Mark44 said:
Here are the key presses on my Casio fx 260.
1.07 ##x^y## 4 = ##X \to M## 1000 ÷ MR =
Result is 762.895212
On my calculator, to use the ##X \to M## button I have to first press the SHIFT key.
Mark44 said:
Calculators with memory buttons usually have a pair of keys for parentheses. On my calculator these are shown as [(--- and ---)].
The calculation above can be done like this:
1000 ÷ ( 1.07 xy 4 ) =
Result is the same as before.
Now that's more my speed! So, for these kind of problems, the M keys are redundant? I like the ease of the parentheses keys.
Mark44 said:
You mentioned a format button in post #1 and something about AOS, but I don't know what AOS is short for.
I was following a YouTube video titled "Learn to use the financial calculator in under 7 minutes!" The guy in the video uses a Texas Instruments BA II Plus Financial Calculator. AOS is short for Algebraic Operating System. With the 2nd button and the format button you can change it from solving in a chain to the order of operations.
Mark44 said:
BTW, you shouldn't lose a lot of sleep agonizing over which calculator to buy.
I'm not. I actually have a couple of scientific calculators, but I wanted a desktop model with bigger buttons and bigger screen. I was considering the Sharp VX2128V and the Casio DJ-120DPLUS-W-EP (I like the switches where you can choose how many decimals to round to) but now I might look for a model with parentheses. I also like the Sharp EL-1901 Paperless Printing Calculator so I can check my inputs for mistakes.

• General Math
Replies
1
Views
346
• Mechanical Engineering
Replies
21
Views
1K
• General Discussion
Replies
7
Views
917

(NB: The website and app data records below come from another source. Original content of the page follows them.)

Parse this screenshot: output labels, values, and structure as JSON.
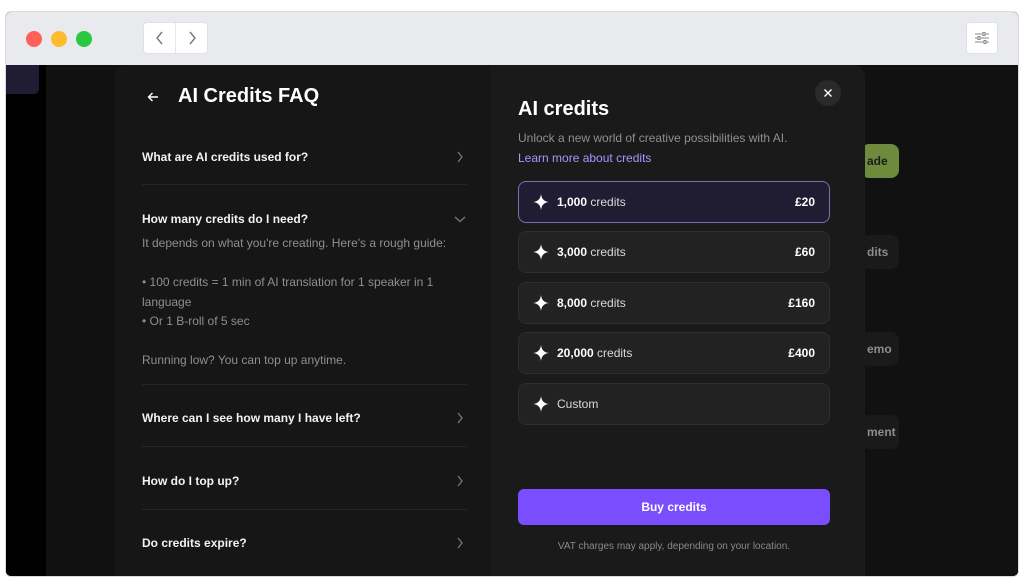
{
  "faq": {
    "title": "AI Credits FAQ",
    "items": [
      {
        "question": "What are AI credits used for?",
        "expanded": false
      },
      {
        "question": "How many credits do I need?",
        "expanded": true,
        "answer": {
          "intro": "It depends on what you're creating. Here's a rough guide:",
          "bullet1_line1": "• 100 credits = 1 min of AI translation for 1 speaker in 1",
          "bullet1_line2": "language",
          "bullet2": "• Or 1 B-roll of 5 sec",
          "footer": "Running low? You can top up anytime."
        }
      },
      {
        "question": "Where can I see how many I have left?",
        "expanded": false
      },
      {
        "question": "How do I top up?",
        "expanded": false
      },
      {
        "question": "Do credits expire?",
        "expanded": false
      }
    ]
  },
  "credits": {
    "title": "AI credits",
    "subtitle": "Unlock a new world of creative possibilities with AI.",
    "learn_more": "Learn more about credits",
    "options": [
      {
        "amount": "1,000",
        "unit": " credits",
        "price": "£20",
        "selected": true
      },
      {
        "amount": "3,000",
        "unit": " credits",
        "price": "£60",
        "selected": false
      },
      {
        "amount": "8,000",
        "unit": " credits",
        "price": "£160",
        "selected": false
      },
      {
        "amount": "20,000",
        "unit": " credits",
        "price": "£400",
        "selected": false
      },
      {
        "amount": "",
        "unit": "Custom",
        "price": "",
        "selected": false
      }
    ],
    "buy_label": "Buy credits",
    "vat_note": "VAT charges may apply, depending on your location."
  },
  "background": {
    "button1": "ade",
    "button2": "dits",
    "button3": "emo",
    "button4": "ment"
  },
  "colors": {
    "accent": "#7a4dff",
    "link": "#a995ff",
    "selected_border": "#7a70b0"
  },
  "icons": {
    "back": "arrow-left-icon",
    "close": "close-icon",
    "collapsed": "chevron-right-icon",
    "expanded": "chevron-down-icon",
    "option": "sparkle-icon",
    "settings": "sliders-icon"
  }
}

Replies
6
Views
992
• Introductory Physics Homework Help
Replies
4
Views
430
• Mechanical Engineering
Replies
7
Views
909
• General Math
Replies
6
Views
1K
• Mechanical Engineering
Replies
21
Views
3K
• Set Theory, Logic, Probability, Statistics
Replies
7
Views
1K
• Introductory Physics Homework Help
Replies
6
Views
1K